Records for this task:
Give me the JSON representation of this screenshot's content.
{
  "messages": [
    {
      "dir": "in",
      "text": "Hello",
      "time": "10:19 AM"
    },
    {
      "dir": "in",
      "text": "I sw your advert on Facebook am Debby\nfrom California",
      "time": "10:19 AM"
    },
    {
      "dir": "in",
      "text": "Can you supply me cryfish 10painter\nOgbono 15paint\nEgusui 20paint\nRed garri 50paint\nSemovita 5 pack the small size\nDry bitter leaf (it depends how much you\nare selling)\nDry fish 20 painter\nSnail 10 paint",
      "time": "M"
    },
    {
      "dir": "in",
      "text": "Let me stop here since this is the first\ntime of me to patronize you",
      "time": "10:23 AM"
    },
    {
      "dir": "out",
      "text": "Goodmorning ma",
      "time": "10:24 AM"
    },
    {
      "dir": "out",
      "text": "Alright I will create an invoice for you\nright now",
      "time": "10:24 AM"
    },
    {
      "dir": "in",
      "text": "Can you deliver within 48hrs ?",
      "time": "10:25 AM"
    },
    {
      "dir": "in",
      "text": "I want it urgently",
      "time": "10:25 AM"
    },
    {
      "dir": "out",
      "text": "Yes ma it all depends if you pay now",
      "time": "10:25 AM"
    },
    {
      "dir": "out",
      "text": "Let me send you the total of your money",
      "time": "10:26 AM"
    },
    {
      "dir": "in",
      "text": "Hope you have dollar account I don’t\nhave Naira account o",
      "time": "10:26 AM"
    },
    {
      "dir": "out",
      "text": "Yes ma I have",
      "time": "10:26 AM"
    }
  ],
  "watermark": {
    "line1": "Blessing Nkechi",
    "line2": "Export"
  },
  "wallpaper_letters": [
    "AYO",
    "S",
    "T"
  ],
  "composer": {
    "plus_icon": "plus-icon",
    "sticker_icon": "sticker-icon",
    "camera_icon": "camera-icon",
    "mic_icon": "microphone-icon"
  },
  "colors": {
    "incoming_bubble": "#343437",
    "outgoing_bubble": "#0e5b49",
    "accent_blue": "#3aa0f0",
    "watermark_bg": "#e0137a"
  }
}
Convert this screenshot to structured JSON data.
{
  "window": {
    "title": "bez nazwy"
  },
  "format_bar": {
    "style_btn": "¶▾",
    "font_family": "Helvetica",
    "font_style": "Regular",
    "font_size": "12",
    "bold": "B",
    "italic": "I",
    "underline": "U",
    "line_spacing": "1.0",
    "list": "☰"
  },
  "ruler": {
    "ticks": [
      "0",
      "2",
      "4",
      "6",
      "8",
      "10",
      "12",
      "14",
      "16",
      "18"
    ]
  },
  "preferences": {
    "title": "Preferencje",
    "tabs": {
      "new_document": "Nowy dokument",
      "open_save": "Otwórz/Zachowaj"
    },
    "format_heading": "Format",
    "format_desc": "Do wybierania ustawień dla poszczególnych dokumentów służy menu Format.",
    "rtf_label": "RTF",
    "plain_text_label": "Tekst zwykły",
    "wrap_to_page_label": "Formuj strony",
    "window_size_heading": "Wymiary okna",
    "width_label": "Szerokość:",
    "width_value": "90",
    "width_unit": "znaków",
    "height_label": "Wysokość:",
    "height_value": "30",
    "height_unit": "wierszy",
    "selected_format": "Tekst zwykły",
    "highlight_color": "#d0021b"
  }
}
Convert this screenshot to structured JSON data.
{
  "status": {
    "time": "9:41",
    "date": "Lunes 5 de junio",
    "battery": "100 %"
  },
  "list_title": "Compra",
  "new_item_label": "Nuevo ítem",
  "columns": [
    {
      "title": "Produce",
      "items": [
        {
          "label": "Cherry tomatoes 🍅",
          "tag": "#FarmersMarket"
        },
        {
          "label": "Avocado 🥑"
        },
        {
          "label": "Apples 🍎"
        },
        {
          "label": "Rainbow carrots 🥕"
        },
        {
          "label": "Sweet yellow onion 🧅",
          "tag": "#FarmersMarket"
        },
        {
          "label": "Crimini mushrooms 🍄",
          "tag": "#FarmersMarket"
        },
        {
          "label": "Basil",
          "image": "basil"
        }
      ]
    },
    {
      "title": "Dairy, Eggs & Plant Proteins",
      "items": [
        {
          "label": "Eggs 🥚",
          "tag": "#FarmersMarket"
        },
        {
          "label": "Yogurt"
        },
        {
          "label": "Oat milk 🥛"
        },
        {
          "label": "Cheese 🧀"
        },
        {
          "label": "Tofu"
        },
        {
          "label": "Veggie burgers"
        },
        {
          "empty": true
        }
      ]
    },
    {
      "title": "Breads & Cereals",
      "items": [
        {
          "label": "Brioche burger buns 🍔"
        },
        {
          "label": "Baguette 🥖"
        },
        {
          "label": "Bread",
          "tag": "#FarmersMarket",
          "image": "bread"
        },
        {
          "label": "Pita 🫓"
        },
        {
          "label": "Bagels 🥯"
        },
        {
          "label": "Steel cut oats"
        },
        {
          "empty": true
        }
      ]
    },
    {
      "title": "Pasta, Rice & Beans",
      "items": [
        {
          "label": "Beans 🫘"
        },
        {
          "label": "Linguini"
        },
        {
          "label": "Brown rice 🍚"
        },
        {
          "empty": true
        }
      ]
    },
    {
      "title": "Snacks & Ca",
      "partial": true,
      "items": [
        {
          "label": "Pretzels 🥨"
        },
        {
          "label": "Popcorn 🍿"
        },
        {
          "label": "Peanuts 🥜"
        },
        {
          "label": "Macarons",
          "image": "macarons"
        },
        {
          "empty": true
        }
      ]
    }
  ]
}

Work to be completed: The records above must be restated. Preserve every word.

Task answer:
Give me the JSON representation of this screenshot's content.
{
  "messages": [
    {
      "dir": "in",
      "text": "Hello",
      "time": "10:19 AM"
    },
    {
      "dir": "in",
      "text": "I sw your advert on Facebook am Debby\nfrom California",
      "time": "10:19 AM"
    },
    {
      "dir": "in",
      "text": "Can you supply me cryfish 10painter\nOgbono 15paint\nEgusui 20paint\nRed garri 50paint\nSemovita 5 pack the small size\nDry bitter leaf (it depends how much you\nare selling)\nDry fish 20 painter\nSnail 10 paint",
      "time": "M"
    },
    {
      "dir": "in",
      "text": "Let me stop here since this is the first\ntime of me to patronize you",
      "time": "10:23 AM"
    },
    {
      "dir": "out",
      "text": "Goodmorning ma",
      "time": "10:24 AM"
    },
    {
      "dir": "out",
      "text": "Alright I will create an invoice for you\nright now",
      "time": "10:24 AM"
    },
    {
      "dir": "in",
      "text": "Can you deliver within 48hrs ?",
      "time": "10:25 AM"
    },
    {
      "dir": "in",
      "text": "I want it urgently",
      "time": "10:25 AM"
    },
    {
      "dir": "out",
      "text": "Yes ma it all depends if you pay now",
      "time": "10:25 AM"
    },
    {
      "dir": "out",
      "text": "Let me send you the total of your money",
      "time": "10:26 AM"
    },
    {
      "dir": "in",
      "text": "Hope you have dollar account I don’t\nhave Naira account o",
      "time": "10:26 AM"
    },
    {
      "dir": "out",
      "text": "Yes ma I have",
      "time": "10:26 AM"
    }
  ],
  "watermark": {
    "line1": "Blessing Nkechi",
    "line2": "Export"
  },
  "wallpaper_letters": [
    "AYO",
    "S",
    "T"
  ],
  "composer": {
    "plus_icon": "plus-icon",
    "sticker_icon": "sticker-icon",
    "camera_icon": "camera-icon",
    "mic_icon": "microphone-icon"
  },
  "colors": {
    "incoming_bubble": "#343437",
    "outgoing_bubble": "#0e5b49",
    "accent_blue": "#3aa0f0",
    "watermark_bg": "#e0137a"
  }
}
Convert this screenshot to structured JSON data.
{
  "window": {
    "title": "bez nazwy"
  },
  "format_bar": {
    "style_btn": "¶▾",
    "font_family": "Helvetica",
    "font_style": "Regular",
    "font_size": "12",
    "bold": "B",
    "italic": "I",
    "underline": "U",
    "line_spacing": "1.0",
    "list": "☰"
  },
  "ruler": {
    "ticks": [
      "0",
      "2",
      "4",
      "6",
      "8",
      "10",
      "12",
      "14",
      "16",
      "18"
    ]
  },
  "preferences": {
    "title": "Preferencje",
    "tabs": {
      "new_document": "Nowy dokument",
      "open_save": "Otwórz/Zachowaj"
    },
    "format_heading": "Format",
    "format_desc": "Do wybierania ustawień dla poszczególnych dokumentów służy menu Format.",
    "rtf_label": "RTF",
    "plain_text_label": "Tekst zwykły",
    "wrap_to_page_label": "Formuj strony",
    "window_size_heading": "Wymiary okna",
    "width_label": "Szerokość:",
    "width_value": "90",
    "width_unit": "znaków",
    "height_label": "Wysokość:",
    "height_value": "30",
    "height_unit": "wierszy",
    "selected_format": "Tekst zwykły",
    "highlight_color": "#d0021b"
  }
}
Convert this screenshot to structured JSON data.
{
  "status": {
    "time": "9:41",
    "date": "Lunes 5 de junio",
    "battery": "100 %"
  },
  "list_title": "Compra",
  "new_item_label": "Nuevo ítem",
  "columns": [
    {
      "title": "Produce",
      "items": [
        {
          "label": "Cherry tomatoes 🍅",
          "tag": "#FarmersMarket"
        },
        {
          "label": "Avocado 🥑"
        },
        {
          "label": "Apples 🍎"
        },
        {
          "label": "Rainbow carrots 🥕"
        },
        {
          "label": "Sweet yellow onion 🧅",
          "tag": "#FarmersMarket"
        },
        {
          "label": "Crimini mushrooms 🍄",
          "tag": "#FarmersMarket"
        },
        {
          "label": "Basil",
          "image": "basil"
        }
      ]
    },
    {
      "title": "Dairy, Eggs & Plant Proteins",
      "items": [
        {
          "label": "Eggs 🥚",
          "tag": "#FarmersMarket"
        },
        {
          "label": "Yogurt"
        },
        {
          "label": "Oat milk 🥛"
        },
        {
          "label": "Cheese 🧀"
        },
        {
          "label": "Tofu"
        },
        {
          "label": "Veggie burgers"
        },
        {
          "empty": true
        }
      ]
    },
    {
      "title": "Breads & Cereals",
      "items": [
        {
          "label": "Brioche burger buns 🍔"
        },
        {
          "label": "Baguette 🥖"
        },
        {
          "label": "Bread",
          "tag": "#FarmersMarket",
          "image": "bread"
        },
        {
          "label": "Pita 🫓"
        },
        {
          "label": "Bagels 🥯"
        },
        {
          "label": "Steel cut oats"
        },
        {
          "empty": true
        }
      ]
    },
    {
      "title": "Pasta, Rice & Beans",
      "items": [
        {
          "label": "Beans 🫘"
        },
        {
          "label": "Linguini"
        },
        {
          "label": "Brown rice 🍚"
        },
        {
          "empty": true
        }
      ]
    },
    {
      "title": "Snacks & Ca",
      "partial": true,
      "items": [
        {
          "label": "Pretzels 🥨"
        },
        {
          "label": "Popcorn 🍿"
        },
        {
          "label": "Peanuts 🥜"
        },
        {
          "label": "Macarons",
          "image": "macarons"
        },
        {
          "empty": true
        }
      ]
    }
  ]
}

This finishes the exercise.